== Segment start ==

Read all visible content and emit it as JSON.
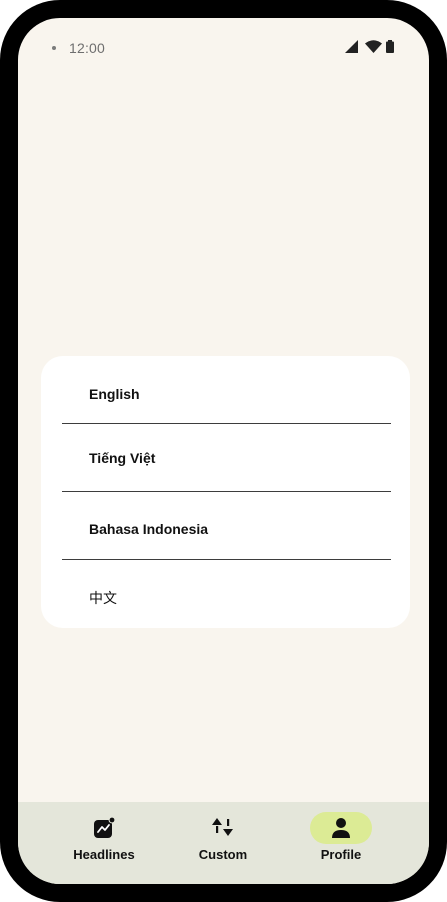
{
  "status_bar": {
    "time": "12:00",
    "icons": [
      "signal-icon",
      "wifi-icon",
      "battery-icon"
    ]
  },
  "language_dialog": {
    "options": [
      {
        "label": "English"
      },
      {
        "label": "Tiếng Việt"
      },
      {
        "label": "Bahasa Indonesia"
      },
      {
        "label": "中文"
      }
    ]
  },
  "bottom_nav": {
    "items": [
      {
        "label": "Headlines",
        "icon": "headlines-icon",
        "active": false
      },
      {
        "label": "Custom",
        "icon": "custom-icon",
        "active": false
      },
      {
        "label": "Profile",
        "icon": "profile-icon",
        "active": true
      }
    ],
    "active_color": "#dceb95"
  },
  "colors": {
    "background": "#f9f5ee",
    "nav_background": "#e4e6da",
    "frame": "#000000"
  }
}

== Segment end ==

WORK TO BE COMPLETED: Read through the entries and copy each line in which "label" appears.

RESPONSE:
        "label": "English"
        "label": "Tiếng Việt"
        "label": "Bahasa Indonesia"
        "label": "中文"
        "label": "Headlines",
        "label": "Custom",
        "label": "Profile",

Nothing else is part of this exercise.